Sometimes people say, “you are choosing to be depressed.” It’s insulting to people who feel depressed. Who would choose to be depressed?
Life can be depressing at times. It can make you feel low, worthless, hopeless, all kinds of bad things. Except… some people rarely ever get depressed and some get depressed a lot. What’s that about?
I am not going to get into the debate about how much of depression is chemical and how much is behavior. I think it is a complex combination of both.
Can we agree on one thing? Whatever causes it, your depression belongs to you. You have to decide how to handle it. I would like to suggest a change in mind-set. It is a simple change in the words we use.
Instead of saying, “I have symptoms of depression,” let’s say, “I have habits of depression.” It’s subtle but important. Symptoms sound like something we have no control over. Habits are hard to resist but we can resist them.
Partial list of Depressing Habits
thinking negative thoughts
Saying mean things to yourself (I’m stupid or ugly)
Picking on yourself (physical harm)
lying awake thinking instead of sleeping
A habit is a weighted choice. When you are about to do the habit behavior, it doesn’t feel like a choice. It feels like something inside you is pushing you to do it. It takes less effort to give in than to fight the urge.
The weight that pushes us to give in to a depressing habit is our overall outlook on life.
Our outlook on life sets the stage for how we experience the everyday experiences of life. Outlook is what makes Sally able to lose her job and bounce back, while Art goes into a serious depression after not getting a promotion he wanted.
Your outlook on life is revealed by your favorite thoughts, the thoughts you automatically go-to when something goes wrong.
Partial List of Depressing Go-To Thoughts
I’m a loser
Life is unfair
No one really cares
I can’t win
These Go-To thoughts are the weights that make our depressing habits hard to resist. If life really does suck on some universal scale of suckiness, then what is the point of trying?
We made up these Go-To thoughts as a child, when we didn’t know the difference between a helpful thought and an unhelpful one. Kids are black and white; they make sweeping generalizations about things. As adults we can modify those generalizations and make them more realistic.
We can’t eliminate our Go-To thoughts but…we can take away their power.
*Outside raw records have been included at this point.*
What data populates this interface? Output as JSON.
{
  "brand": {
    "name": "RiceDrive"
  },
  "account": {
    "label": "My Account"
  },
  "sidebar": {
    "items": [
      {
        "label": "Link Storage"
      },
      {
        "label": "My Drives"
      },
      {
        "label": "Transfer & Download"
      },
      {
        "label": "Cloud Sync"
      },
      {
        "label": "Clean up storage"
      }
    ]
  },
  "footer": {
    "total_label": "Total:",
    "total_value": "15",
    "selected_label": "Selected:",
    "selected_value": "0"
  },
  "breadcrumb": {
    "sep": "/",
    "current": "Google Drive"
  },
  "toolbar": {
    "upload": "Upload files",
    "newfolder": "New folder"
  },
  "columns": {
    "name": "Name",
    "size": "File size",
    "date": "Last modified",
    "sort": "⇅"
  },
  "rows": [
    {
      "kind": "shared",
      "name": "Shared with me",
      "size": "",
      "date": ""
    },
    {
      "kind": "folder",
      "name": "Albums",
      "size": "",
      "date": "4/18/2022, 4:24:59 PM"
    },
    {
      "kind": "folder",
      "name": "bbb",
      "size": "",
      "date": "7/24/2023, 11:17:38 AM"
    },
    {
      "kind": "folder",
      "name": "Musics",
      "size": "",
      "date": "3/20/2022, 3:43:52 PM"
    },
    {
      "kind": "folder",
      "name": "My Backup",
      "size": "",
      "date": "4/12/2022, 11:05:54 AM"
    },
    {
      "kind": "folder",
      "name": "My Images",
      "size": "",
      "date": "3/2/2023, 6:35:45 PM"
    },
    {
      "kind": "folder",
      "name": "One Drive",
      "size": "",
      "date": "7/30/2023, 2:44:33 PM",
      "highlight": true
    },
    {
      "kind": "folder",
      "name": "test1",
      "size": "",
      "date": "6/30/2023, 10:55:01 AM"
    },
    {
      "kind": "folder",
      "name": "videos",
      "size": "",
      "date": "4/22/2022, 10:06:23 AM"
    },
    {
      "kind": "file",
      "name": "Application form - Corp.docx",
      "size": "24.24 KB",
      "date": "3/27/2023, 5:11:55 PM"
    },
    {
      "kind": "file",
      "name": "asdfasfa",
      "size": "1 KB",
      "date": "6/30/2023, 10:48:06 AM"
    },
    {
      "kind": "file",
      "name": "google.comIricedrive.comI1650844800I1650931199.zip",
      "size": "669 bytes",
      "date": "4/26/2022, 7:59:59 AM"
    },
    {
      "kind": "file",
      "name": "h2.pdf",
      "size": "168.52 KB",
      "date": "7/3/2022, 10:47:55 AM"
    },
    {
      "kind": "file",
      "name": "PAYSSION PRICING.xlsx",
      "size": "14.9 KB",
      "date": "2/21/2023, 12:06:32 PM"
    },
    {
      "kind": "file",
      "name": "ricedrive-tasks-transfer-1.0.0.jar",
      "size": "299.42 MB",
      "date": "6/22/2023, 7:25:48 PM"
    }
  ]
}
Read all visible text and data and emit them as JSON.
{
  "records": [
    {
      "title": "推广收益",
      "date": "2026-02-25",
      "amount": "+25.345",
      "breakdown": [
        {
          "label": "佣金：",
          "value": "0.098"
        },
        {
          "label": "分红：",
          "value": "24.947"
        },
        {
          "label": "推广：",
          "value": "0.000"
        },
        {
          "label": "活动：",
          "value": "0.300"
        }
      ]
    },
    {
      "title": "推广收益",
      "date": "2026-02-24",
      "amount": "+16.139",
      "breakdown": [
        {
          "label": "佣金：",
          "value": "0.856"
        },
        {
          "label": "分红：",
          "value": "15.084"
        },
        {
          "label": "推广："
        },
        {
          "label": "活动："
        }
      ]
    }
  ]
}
Oh, but there is a catch. Those dark thoughts are like old friends. They are morbidly comforting. When we give in, it’s like we’ve been right all along: Life really does suck.
It’s comforting to be right, even when you hate what you are right about.
Plain and Simple Advice
To take the power away from your Go-To thoughts, you must identify them. Listen to yourself when you make generalizations about life. Write them down. You will do this most often when something goes wrong.
Start saying, I used to believe life sucks. Now I believe life can be really hard at times. Now I believe I can deal with that. Instead of going into a tailspin because my boss chewed me out, I am going to do something nice for myself.
Warning: This is not easy. Our Go-To thoughts have amazing power. Sometimes your depressing habits will still win. Expect this and shrug it off. Expect to fail sometimes and it won’t bother you as much.
Every time you resist a depressing habit, it will be easier the next time.